The Outer Marker
is the moody and confessional debut of
. A sensitive, soulful dub trip expressed through lyrical tales of observation, relationships and the minutiae of social interaction. Dense, funky rhythms coupled with a poetic, and at times melancholic production approach make The Outer Marker a unique sonic commentary and its creator JUST JACK a working class troubadour blurring the of lines of singer/songwriter/poet/ rapper and producer.
Born and raised in Camden, England, Just Jack
a/k/a 24-year-old Jack Allsopp has taken his youthful exploits and love of d.j. culture, early scratches of break dancing, hip hop, house and electro and fused them into an infectious, sublime debut which defies easy categorization. The Outer Marker deftly moves from ethereal images of lost love and desire like the exquisite opener "Let's Get Really Honest" (sampling 10cc's '70's classic "I'm Not In Love”), "Deep Thrills” and "Ain't Too Sad" to the brooding, groove laden, conversational pulse of "Triple Tone Eyes”, "Contradictions" or the inimitable first single, "Snowflakes."
“I’ve never been into one kind of music to the detriment of others,” explains Jack. “I was always into black music basically - funk, soul, hip hop, house - I never got into the indie guitar thing at all. I’m not even good at listening to the whole of an album by the same artist. So my music is all about inclusion. Inclusion of everything I've liked…The reason I rap is often simply because you can fit more words in, but sometimes song is the best way to express myself."
The album title, The Outer Marker refers to a quote from the film 'Die Hard 2', "but for me it signifies being on the edge of things" explains Jack. That edge induces the listener to feel when listening to his music. Says Jack, "All music should communicate some kind of emotion." That kind of raw sensitivity and vehemence is rarely captured as effortlessly as it is here by JUST JACK, especially on such standouts as "Heartburn" or "Lesson One."
Trying to see the beauty/Minus the black inside/She told me people came here/To get drunk before they died - "Paradise (Lost and Found)"
The Outer Marker was written between the south Of France and the UK and recorded in England with whiz kid co-producer/engineer Jay Reynolds. Of his French excursion to write, Jack concedes "I didn't really fancy traveling to Australia or Bali and bumping into a lot of old schoolmates. I went to France to chill out. It was hot, beautiful and isolated." Admittedly a late starter in the business, Jack explains the delay, "I've been a gardener, flower arranger, cleaner, production P.A. - anything to get a crust on the table while I got into music and learned how to sample and put tunes together. I used to be a human beatbox and I'd been dj-ing since I was 14. In my head I've always been making music, so when I began to get into sampling at a music technology course, I had a good idea of the kind of music I wanted to make.

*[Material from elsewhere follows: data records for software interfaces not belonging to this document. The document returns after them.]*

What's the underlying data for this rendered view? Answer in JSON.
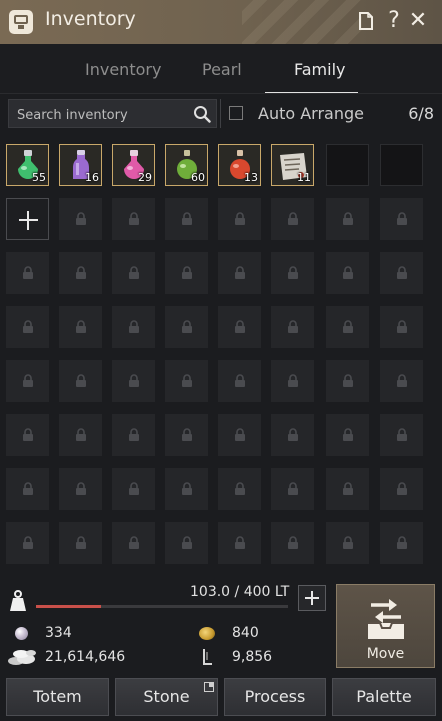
{
  "window": {
    "title": "Inventory",
    "accent": "#c9a86a"
  },
  "tabs": [
    {
      "label": "Inventory",
      "active": false
    },
    {
      "label": "Pearl",
      "active": false
    },
    {
      "label": "Family",
      "active": true
    }
  ],
  "search": {
    "placeholder": "Search inventory",
    "value": ""
  },
  "auto_arrange": {
    "label": "Auto Arrange",
    "checked": false
  },
  "slot_count": "6/8",
  "items": [
    {
      "name": "green-potion-icon",
      "qty": "55",
      "color": "#3fbf6e"
    },
    {
      "name": "purple-potion-icon",
      "qty": "16",
      "color": "#9a6ad0"
    },
    {
      "name": "pink-potion-icon",
      "qty": "29",
      "color": "#e05aa8"
    },
    {
      "name": "green-elixir-icon",
      "qty": "60",
      "color": "#6fae3a"
    },
    {
      "name": "red-potion-icon",
      "qty": "13",
      "color": "#d9482e"
    },
    {
      "name": "scroll-icon",
      "qty": "11",
      "color": "#d8d4cc"
    }
  ],
  "weight": {
    "text": "103.0 / 400 LT",
    "current": 103.0,
    "max": 400,
    "fill_fraction": 0.2575
  },
  "currency": {
    "pearls": "334",
    "silver": "21,614,646",
    "coins": "840",
    "energy": "9,856"
  },
  "move_button": {
    "label": "Move"
  },
  "buttons": {
    "totem": "Totem",
    "stone": "Stone",
    "process": "Process",
    "palette": "Palette"
  }
}
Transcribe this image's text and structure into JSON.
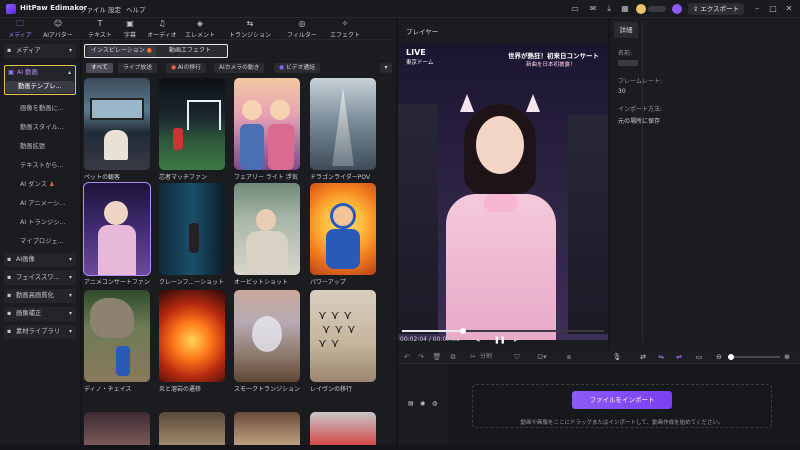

I began to construct tracks and demos and exercised strict quality control, so the album is more or less the same as the demo."
Ironically, this infamous demo was only heard after Jack had applied for a job at his now-label home RG Records and casually slipped it into the hands of owner (o/k/a Chaz Smash from Madness). A few weeks later he was signed to a four-album deal. Initially a low key release, The Outer Marker and it's first single, "Snowflakes" has amassed rave reviews and a groundswell of media support: "Masterful" -Q; "Impressive" - The Independent; "Bloody marvelous" - Time Out; "Awesome" - NME. Airplay on XFM and the heralded "Snowflakes" soundclash remix by Eddy Temple Morris and Reynolds (Temple Of Jay) - utilizing the rhythm track of The Cure's languid goth classic "Lullaby" - has it now being hailed as "the first classic single of 2003."
With the addition of a funk-fueled live band in tow for tour dates throughout the year- the arrival of JUST JACK and his refreshingly honest take on modern soul with an organic dub aesthetic makes The Outer Marker individual as it is undeniable.
"I never had heroes and never wanted to be like other musicians, Jack says. "I have no affiliations to anyone, I'm not part of a gang, I'm not part of a scene and I don't have a sound that's obviously part of a scene. I'm just Jack."